● **Data section**
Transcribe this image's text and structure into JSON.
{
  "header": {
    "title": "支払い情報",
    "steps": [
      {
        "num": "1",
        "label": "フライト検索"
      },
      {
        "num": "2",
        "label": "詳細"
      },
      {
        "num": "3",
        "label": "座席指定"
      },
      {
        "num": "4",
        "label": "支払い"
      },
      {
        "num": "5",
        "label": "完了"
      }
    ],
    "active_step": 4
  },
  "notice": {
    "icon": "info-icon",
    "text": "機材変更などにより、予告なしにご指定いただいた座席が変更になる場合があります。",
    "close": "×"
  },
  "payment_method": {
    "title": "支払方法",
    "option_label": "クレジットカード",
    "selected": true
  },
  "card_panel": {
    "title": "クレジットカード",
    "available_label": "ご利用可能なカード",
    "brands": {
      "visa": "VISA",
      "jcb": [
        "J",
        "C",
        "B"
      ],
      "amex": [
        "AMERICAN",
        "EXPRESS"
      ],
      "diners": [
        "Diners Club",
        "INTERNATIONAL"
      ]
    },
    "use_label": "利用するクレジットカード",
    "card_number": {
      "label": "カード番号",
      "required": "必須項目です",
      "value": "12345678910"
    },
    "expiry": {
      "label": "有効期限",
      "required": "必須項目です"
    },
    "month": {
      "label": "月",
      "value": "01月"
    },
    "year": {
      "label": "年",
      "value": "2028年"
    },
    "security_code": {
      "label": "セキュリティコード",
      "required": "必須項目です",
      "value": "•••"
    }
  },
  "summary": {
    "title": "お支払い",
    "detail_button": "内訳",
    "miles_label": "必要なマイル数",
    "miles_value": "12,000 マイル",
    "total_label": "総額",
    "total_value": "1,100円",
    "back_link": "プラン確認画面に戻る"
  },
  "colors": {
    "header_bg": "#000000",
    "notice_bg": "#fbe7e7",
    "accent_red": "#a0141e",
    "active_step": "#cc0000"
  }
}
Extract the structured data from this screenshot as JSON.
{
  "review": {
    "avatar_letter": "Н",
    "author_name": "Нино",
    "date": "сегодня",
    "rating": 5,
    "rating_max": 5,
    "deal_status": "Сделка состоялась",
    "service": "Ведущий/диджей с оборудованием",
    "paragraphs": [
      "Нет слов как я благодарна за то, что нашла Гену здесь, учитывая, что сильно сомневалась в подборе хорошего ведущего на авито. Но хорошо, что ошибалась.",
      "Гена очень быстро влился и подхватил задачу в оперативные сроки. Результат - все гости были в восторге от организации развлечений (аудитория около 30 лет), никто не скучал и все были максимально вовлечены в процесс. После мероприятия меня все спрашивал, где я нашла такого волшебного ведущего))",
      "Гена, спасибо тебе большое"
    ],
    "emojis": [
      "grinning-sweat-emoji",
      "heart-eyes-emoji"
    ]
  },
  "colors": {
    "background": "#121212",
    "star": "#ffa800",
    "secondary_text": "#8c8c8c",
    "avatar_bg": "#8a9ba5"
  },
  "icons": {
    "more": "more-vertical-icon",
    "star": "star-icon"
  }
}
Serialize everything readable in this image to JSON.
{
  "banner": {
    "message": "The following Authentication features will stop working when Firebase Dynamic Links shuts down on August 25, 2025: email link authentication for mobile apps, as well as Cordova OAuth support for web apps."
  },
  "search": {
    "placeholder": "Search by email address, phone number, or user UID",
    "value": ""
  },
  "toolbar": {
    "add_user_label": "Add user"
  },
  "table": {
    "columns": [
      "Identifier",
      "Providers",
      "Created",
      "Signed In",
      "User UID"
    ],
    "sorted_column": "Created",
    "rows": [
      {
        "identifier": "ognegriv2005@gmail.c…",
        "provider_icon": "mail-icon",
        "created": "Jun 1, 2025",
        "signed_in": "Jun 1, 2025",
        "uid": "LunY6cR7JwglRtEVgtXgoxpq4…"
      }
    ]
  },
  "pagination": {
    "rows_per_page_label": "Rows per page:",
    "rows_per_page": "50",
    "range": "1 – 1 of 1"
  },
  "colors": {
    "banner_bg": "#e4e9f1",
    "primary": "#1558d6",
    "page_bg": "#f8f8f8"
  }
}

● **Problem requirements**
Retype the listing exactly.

● **Task output**
Transcribe this image's text and structure into JSON.
{
  "header": {
    "title": "支払い情報",
    "steps": [
      {
        "num": "1",
        "label": "フライト検索"
      },
      {
        "num": "2",
        "label": "詳細"
      },
      {
        "num": "3",
        "label": "座席指定"
      },
      {
        "num": "4",
        "label": "支払い"
      },
      {
        "num": "5",
        "label": "完了"
      }
    ],
    "active_step": 4
  },
  "notice": {
    "icon": "info-icon",
    "text": "機材変更などにより、予告なしにご指定いただいた座席が変更になる場合があります。",
    "close": "×"
  },
  "payment_method": {
    "title": "支払方法",
    "option_label": "クレジットカード",
    "selected": true
  },
  "card_panel": {
    "title": "クレジットカード",
    "available_label": "ご利用可能なカード",
    "brands": {
      "visa": "VISA",
      "jcb": [
        "J",
        "C",
        "B"
      ],
      "amex": [
        "AMERICAN",
        "EXPRESS"
      ],
      "diners": [
        "Diners Club",
        "INTERNATIONAL"
      ]
    },
    "use_label": "利用するクレジットカード",
    "card_number": {
      "label": "カード番号",
      "required": "必須項目です",
      "value": "12345678910"
    },
    "expiry": {
      "label": "有効期限",
      "required": "必須項目です"
    },
    "month": {
      "label": "月",
      "value": "01月"
    },
    "year": {
      "label": "年",
      "value": "2028年"
    },
    "security_code": {
      "label": "セキュリティコード",
      "required": "必須項目です",
      "value": "•••"
    }
  },
  "summary": {
    "title": "お支払い",
    "detail_button": "内訳",
    "miles_label": "必要なマイル数",
    "miles_value": "12,000 マイル",
    "total_label": "総額",
    "total_value": "1,100円",
    "back_link": "プラン確認画面に戻る"
  },
  "colors": {
    "header_bg": "#000000",
    "notice_bg": "#fbe7e7",
    "accent_red": "#a0141e",
    "active_step": "#cc0000"
  }
}
Extract the structured data from this screenshot as JSON.
{
  "review": {
    "avatar_letter": "Н",
    "author_name": "Нино",
    "date": "сегодня",
    "rating": 5,
    "rating_max": 5,
    "deal_status": "Сделка состоялась",
    "service": "Ведущий/диджей с оборудованием",
    "paragraphs": [
      "Нет слов как я благодарна за то, что нашла Гену здесь, учитывая, что сильно сомневалась в подборе хорошего ведущего на авито. Но хорошо, что ошибалась.",
      "Гена очень быстро влился и подхватил задачу в оперативные сроки. Результат - все гости были в восторге от организации развлечений (аудитория около 30 лет), никто не скучал и все были максимально вовлечены в процесс. После мероприятия меня все спрашивал, где я нашла такого волшебного ведущего))",
      "Гена, спасибо тебе большое"
    ],
    "emojis": [
      "grinning-sweat-emoji",
      "heart-eyes-emoji"
    ]
  },
  "colors": {
    "background": "#121212",
    "star": "#ffa800",
    "secondary_text": "#8c8c8c",
    "avatar_bg": "#8a9ba5"
  },
  "icons": {
    "more": "more-vertical-icon",
    "star": "star-icon"
  }
}
Serialize everything readable in this image to JSON.
{
  "banner": {
    "message": "The following Authentication features will stop working when Firebase Dynamic Links shuts down on August 25, 2025: email link authentication for mobile apps, as well as Cordova OAuth support for web apps."
  },
  "search": {
    "placeholder": "Search by email address, phone number, or user UID",
    "value": ""
  },
  "toolbar": {
    "add_user_label": "Add user"
  },
  "table": {
    "columns": [
      "Identifier",
      "Providers",
      "Created",
      "Signed In",
      "User UID"
    ],
    "sorted_column": "Created",
    "rows": [
      {
        "identifier": "ognegriv2005@gmail.c…",
        "provider_icon": "mail-icon",
        "created": "Jun 1, 2025",
        "signed_in": "Jun 1, 2025",
        "uid": "LunY6cR7JwglRtEVgtXgoxpq4…"
      }
    ]
  },
  "pagination": {
    "rows_per_page_label": "Rows per page:",
    "rows_per_page": "50",
    "range": "1 – 1 of 1"
  },
  "colors": {
    "banner_bg": "#e4e9f1",
    "primary": "#1558d6",
    "page_bg": "#f8f8f8"
  }
}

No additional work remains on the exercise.